Top Tip “The crowds at the crater can be quite a thing, but it is possible to have a few hours to yourself if you stay within the park. Nothing beats Ngorongoro Crater Lodge for location. It is Versailles meets Maasai, and is one of the only lodges with a view overlooking the crater. Location-wise, nothing can beat it.”
“Safaris can be quite demanding. There are early morning starts and late afternoon excursions, so many people like to finish their trip with a beach holiday. In East Africa, that means one place: Zanzibar.
“The South Eastern region has some of the best lodges in Zanzibar offering exclusivity and privacy on white sand beaches with excellent staff and service. The beaches are beautiful but the island is surrounded by a coral reef so there are certain times during the day when you can’t swim. Breezes, Baraza and Mnemba Island are a few of our favourite places to stay.”
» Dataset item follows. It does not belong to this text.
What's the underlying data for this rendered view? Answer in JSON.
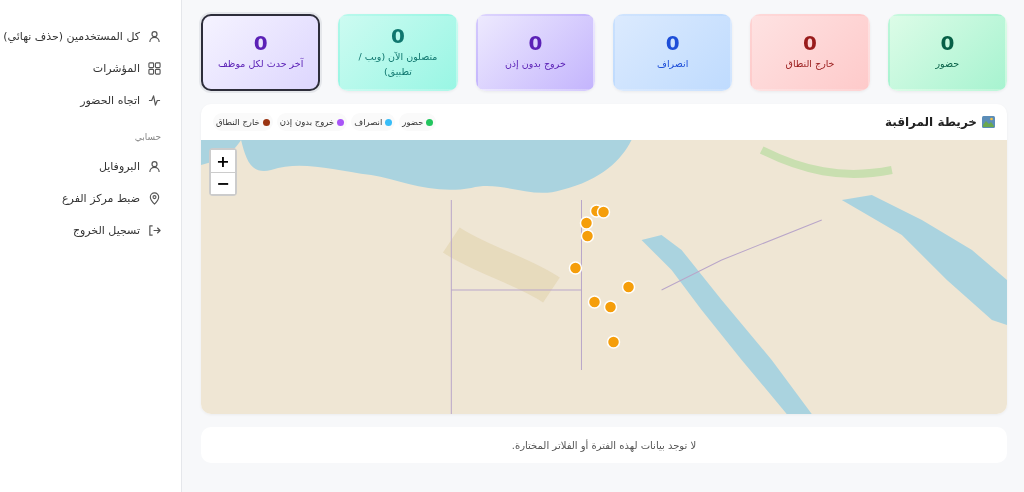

Top Tip “Zanzibar has amazing beaches and is a great place to relax, but if you want to go snorkelling and diving then Vamizi is the best option by far. Vamizi is just south of the border in Mozam but not far from Dar es Salaam, so it’s a little more tricky to get to, as things naturally are with remote destinations. But it’s in a different league. It is pristine, the reefs are spectacular and the diving is incredible. If snorkelling and diving are high on your agenda then go to Vamizi!”
“Arusha is a holding point, a kind of a gateway to the rest of Tanzania. East Africa and Tanzania works on a kind of circuit that generally starts in Arusha and then goes on to the Ngorongoro Crater, Lake Manyara and the Serengeti with possibly finishing off in Zanzibar. Arusha is very close to Kilimanjaro and is a holding point for those arriving and acclimatising.”
Top Tip “The coffee plantations are interesting, you get to see a bit of that colonial heritage. It’s a great place to acclimatise after a long journey and prepare yourself for your travels. Legendary Lodge is ideal for both of those, as it is set in a coffee plantation.”
Keep an eye out for our next Tanzania blog, where we will visit the Serengeti National Park and Lake Manyara.
Get the latest safari news and special offers delivered to your inbox.
Great news, we've signed you up. Sorry, we weren't able to sign you up. Please check your details, and try again.
Matt discovered a passion for writing in the six years he spent travelling abroad. He worked for a turtle sanctuary in Nicaragua, in an ice cream factory in Norway and on a camel safari in India. He was a door-to-door lightbulb-exchanger in Australia, a pub crawl guide in Amsterdam and a journalist in Colombia. Now, he writes and travels with us.
View all posts
Your email address will not be published. Required fields are marked *